“Am I the only one who cries at the drop of a hat?” a friend asks. “Even the colour of the sky can set me off right now.”
“No,” I say to her. “You’re absolutely not.”
I have begun to picture this pattern of inhaling and breath-holding as carving deep ravines into our collective psyche. In my mind’s eye, those ravines are the places where poignance is felt as it recklessly rubs its back against the rawness of our edges.
“You stay safe,” the Tesco delivery driver says. There’s a split second when he and I are both silent, the unspoken hanging in the air between us.
“Thank you…” I say. “You too.”
An unexpected side-effect of the devastation of COVID-19 is that poignance is suddenly everywhere. The kindness of strangers is an aching afront. Cherry blossom is excruciating in its ephemerality; single condensation trails behind solitary planes slice the world in half. Birdsong. Children’s laughter. Sunflowers. Rainbows. Thursdays. Thursdays. All bruised, raw. Unbearable.

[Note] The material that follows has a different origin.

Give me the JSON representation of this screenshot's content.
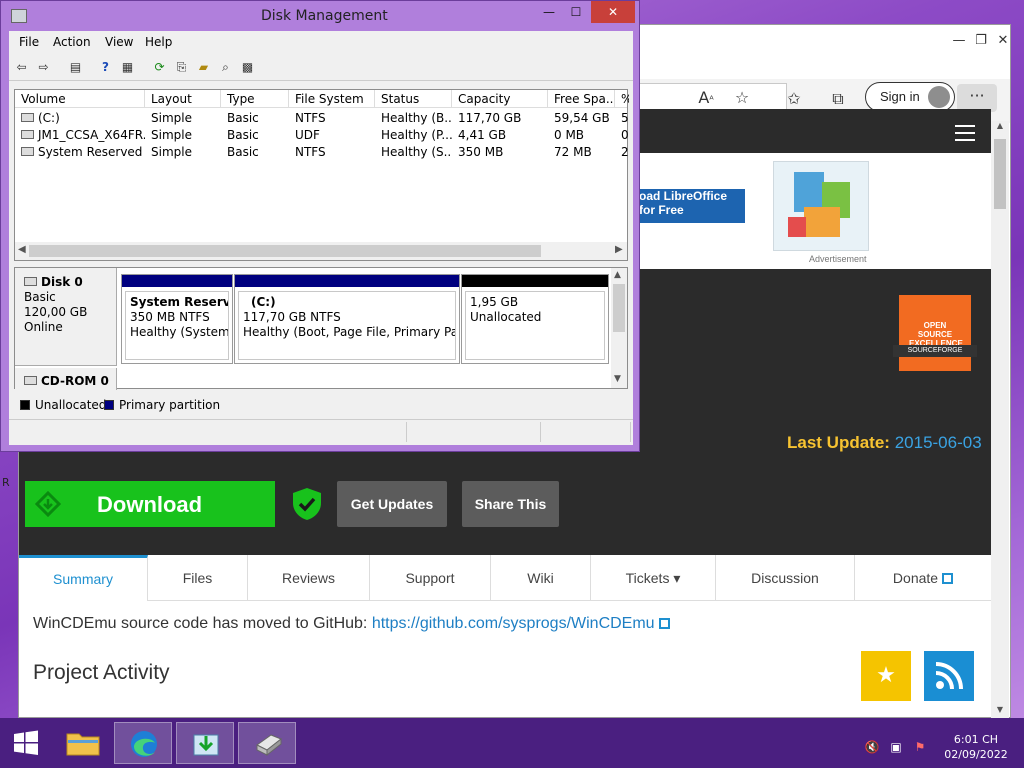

“Can you believe that sky?” a runner asks, as he steps aside for me to pass.
Every day since schools closed, I’ve run the same countryside route, a ritual that has been elevated to sacred now that outdoor exercise is rationed. Running serves to focus my mind on consciously exhaling, and to re-connect me to a world which I’m otherwise only tethered to electronically. It brings me out of the family unit and into the changing seasons; shows me the shifting qualities of light at different times of day. It connects me to other runners as we exchange nods of thanks, recognition and solidarity while ensuring enough distance to keep each other safe. In other runners I see reflected a common humanity and a shared experience of a crisis that, for me, is otherwise playing out in the cocoons of my own home and mind.
The sun is sinking in a blaze of red and gold. I shake my head, smile a little.
“No,” I say to the runner.
I cannot believe that sky. The colours. The defiant magnificence.
I breathe out, carry on running. I’m struck by the notion that perhaps, somehow, painful gorgeousness and unthinkable hideousness can peacefully co-exist.
I’m beginning to think that our collective exhale may come not in the whoosh of a happily-ever-after, but in the whisper of a quiet surrender. A letting go of needing to know if, or how, things will work out. A realisation that, despite all of our Google-acquired PhDs, we don’t have any of the answers. A reckoning with the ways in which those of us away from the front line can strive to be part of the solution rather than part of the problem (Stay Home. Volunteer. Be kind.). And an acknowledgement that, in the meantime, it is still a beautiful world.
By Laura J Church